Further to my post yesterday on the insanity of shipping Spanish flu through the mail: What sort of screening is used when sending biotoxins to research labs?
You might think it would be difficult for a terrorist to obtain genes from the smallpox virus, or a similarly vicious pathogen. Well, it’s not.
Armed with a fake email address, a would-be bioterrorist could probably order the building blocks of a deadly biological weapon online, and receive them by post within weeks.
That’s the sobering reality uncovered by a New Scientist investigation into the bioterror risks posed by the booming business of gene synthesis. Dozens of biotech firms now offer to synthesise complete genes from the chemical components of DNA. Yet some are carrying out next to no checks on what they are being asked to make, or by whom. It raises the frightening prospect of terrorists mail-ordering genes for key bioweapon agents such as smallpox, and using them to engineer new and deadly pathogens.
Customers typically submit sequences by email or via a form available on a company’s website. The companies then construct the specified genes and mail them back a few weeks later, usually spliced into a bacterium such as Escherichia coli. New Scientist approached 16 such firms, identified by a Google search, to ask whether they screened orders for DNA sequences that might pose a bioterror threat.

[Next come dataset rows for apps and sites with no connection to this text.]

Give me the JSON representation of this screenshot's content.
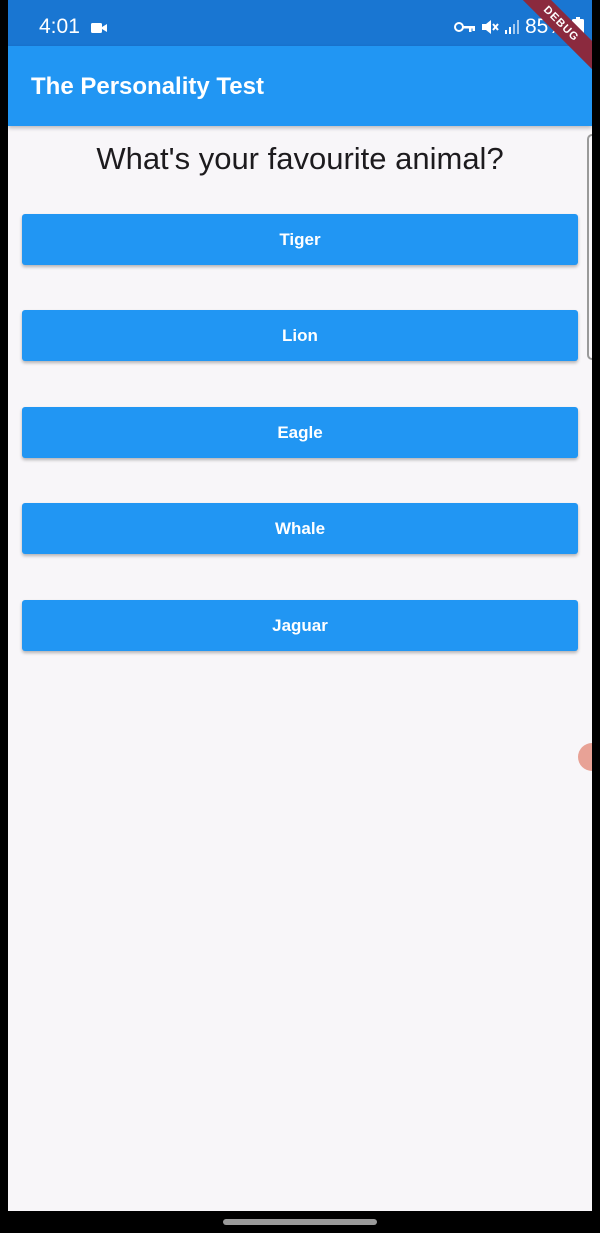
{
  "status_bar": {
    "time": "4:01",
    "battery_percent": "85%",
    "icons": [
      "video-camera-icon",
      "vpn-key-icon",
      "mute-icon",
      "signal-icon",
      "battery-icon"
    ],
    "background": "#1976d2"
  },
  "app_bar": {
    "title": "The Personality Test",
    "background": "#2196f3"
  },
  "debug_banner": {
    "label": "DEBUG",
    "color": "#8b2a3e"
  },
  "quiz": {
    "question": "What's your favourite animal?",
    "answers": [
      "Tiger",
      "Lion",
      "Eagle",
      "Whale",
      "Jaguar"
    ],
    "button_color": "#2196f3"
  }
}
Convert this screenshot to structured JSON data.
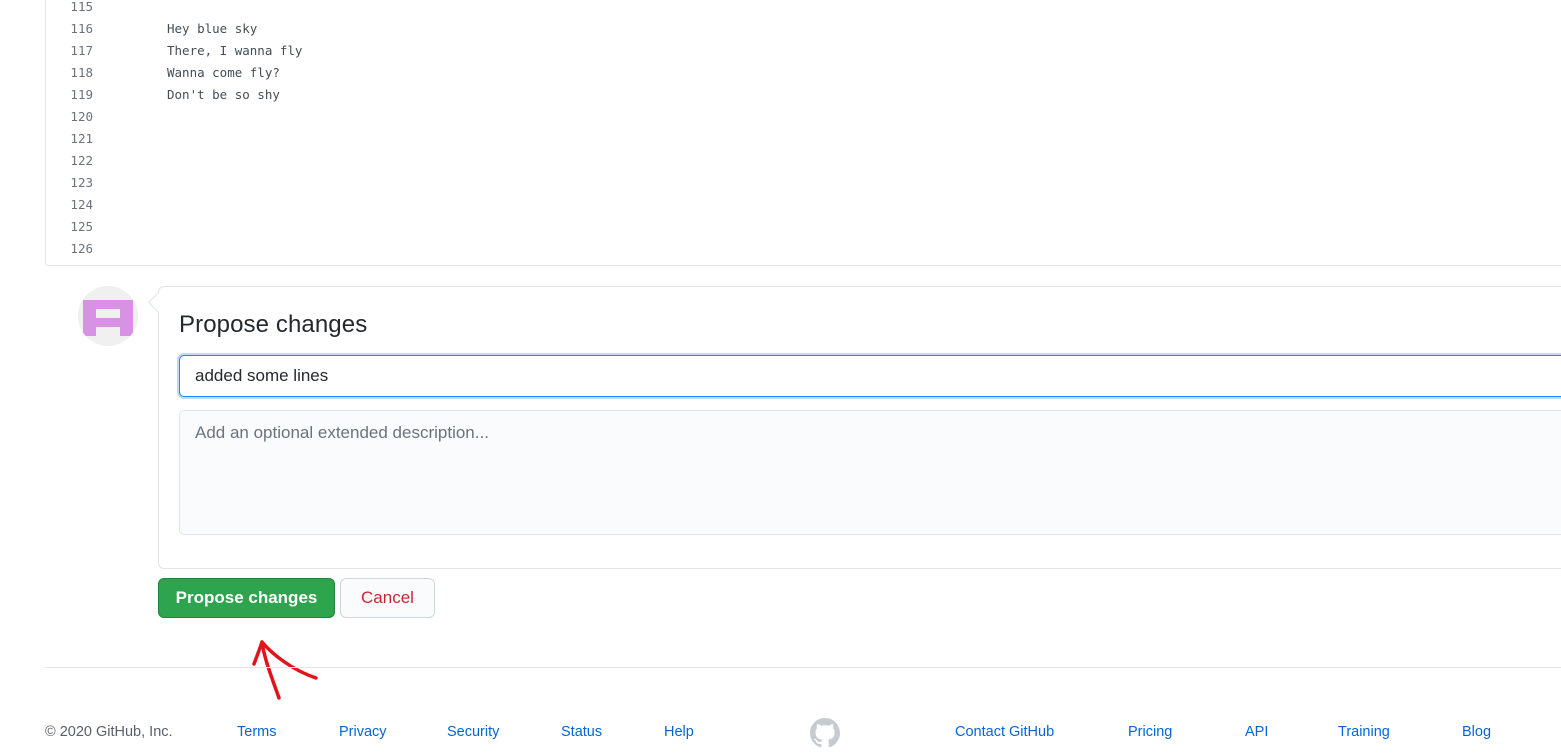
{
  "editor": {
    "lines": [
      {
        "number": "115",
        "text": ""
      },
      {
        "number": "116",
        "text": "Hey blue sky"
      },
      {
        "number": "117",
        "text": "There, I wanna fly"
      },
      {
        "number": "118",
        "text": "Wanna come fly?"
      },
      {
        "number": "119",
        "text": "Don't be so shy"
      },
      {
        "number": "120",
        "text": ""
      },
      {
        "number": "121",
        "text": ""
      },
      {
        "number": "122",
        "text": ""
      },
      {
        "number": "123",
        "text": ""
      },
      {
        "number": "124",
        "text": ""
      },
      {
        "number": "125",
        "text": ""
      },
      {
        "number": "126",
        "text": ""
      }
    ]
  },
  "commit": {
    "avatar_icon": "identicon-avatar",
    "title": "Propose changes",
    "summary_value": "added some lines",
    "description_placeholder": "Add an optional extended description...",
    "submit_label": "Propose changes",
    "cancel_label": "Cancel"
  },
  "annotation": {
    "icon": "red-arrow-annotation-icon",
    "color": "#e0151b"
  },
  "footer": {
    "copyright": "© 2020 GitHub, Inc.",
    "links_left": [
      "Terms",
      "Privacy",
      "Security",
      "Status",
      "Help"
    ],
    "logo_icon": "github-mark-icon",
    "links_right": [
      "Contact GitHub",
      "Pricing",
      "API",
      "Training",
      "Blog"
    ]
  },
  "colors": {
    "primary_button": "#2ea44f",
    "danger_text": "#cb2431",
    "link": "#0366d6",
    "focus_border": "#2188ff",
    "avatar_accent": "#d892e3"
  }
}
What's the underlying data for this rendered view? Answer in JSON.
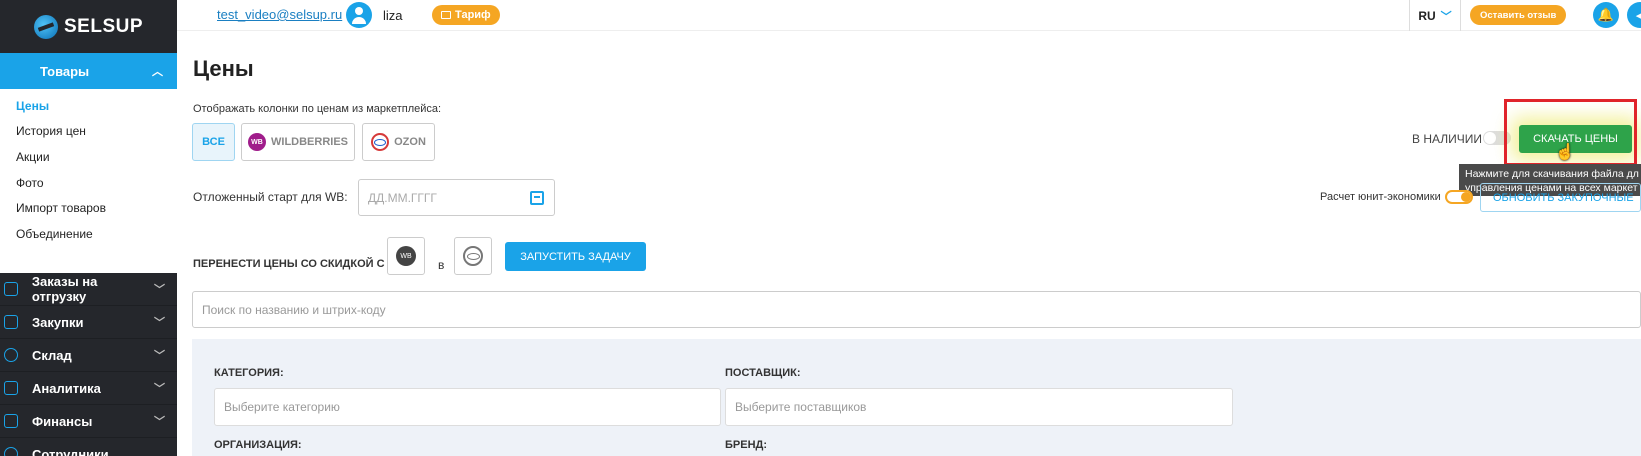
{
  "brand": {
    "name": "SELSUP",
    "accent": "#1aa3e8"
  },
  "topbar": {
    "email": "test_video@selsup.ru",
    "username": "liza",
    "tariff_label": "Тариф",
    "lang": "RU",
    "feedback_label": "Оставить отзыв"
  },
  "sidebar": {
    "active_section": "Товары",
    "sub_items": [
      "Цены",
      "История цен",
      "Акции",
      "Фото",
      "Импорт товаров",
      "Объединение"
    ],
    "items": [
      {
        "label": "Заказы на отгрузку",
        "icon": "box-icon"
      },
      {
        "label": "Закупки",
        "icon": "cart-icon"
      },
      {
        "label": "Склад",
        "icon": "warehouse-icon"
      },
      {
        "label": "Аналитика",
        "icon": "chart-icon"
      },
      {
        "label": "Финансы",
        "icon": "wallet-icon"
      },
      {
        "label": "Сотрудники",
        "icon": "user-icon"
      }
    ]
  },
  "main": {
    "title": "Цены",
    "marketplace_label": "Отображать колонки по ценам из маркетплейса:",
    "marketplaces": {
      "all": "ВСЕ",
      "wb": "WILDBERRIES",
      "ozon": "OZON"
    },
    "in_stock_label": "В НАЛИЧИИ",
    "download_label": "СКАЧАТЬ ЦЕНЫ",
    "tooltip_line1": "Нажмите для скачивания файла дл",
    "tooltip_line2": "управления ценами на всех маркет",
    "wb_start_label": "Отложенный старт для WB:",
    "date_placeholder": "ДД.ММ.ГГГГ",
    "unit_econ_label": "Расчет юнит-экономики",
    "update_label": "ОБНОВИТЬ ЗАКУПОЧНЫЕ",
    "transfer_label": "ПЕРЕНЕСТИ ЦЕНЫ СО СКИДКОЙ С",
    "transfer_to": "в",
    "wb_short": "WB",
    "run_label": "ЗАПУСТИТЬ ЗАДАЧУ",
    "search_placeholder": "Поиск по названию и штрих-коду"
  },
  "filters": {
    "category_label": "КАТЕГОРИЯ:",
    "category_placeholder": "Выберите категорию",
    "supplier_label": "ПОСТАВЩИК:",
    "supplier_placeholder": "Выберите поставщиков",
    "org_label": "ОРГАНИЗАЦИЯ:",
    "brand_label": "БРЕНД:"
  }
}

Of the 12 companies that replied, just five said they screen every sequence received. Four said they screen some sequences, and three admitted not screening sequences at all.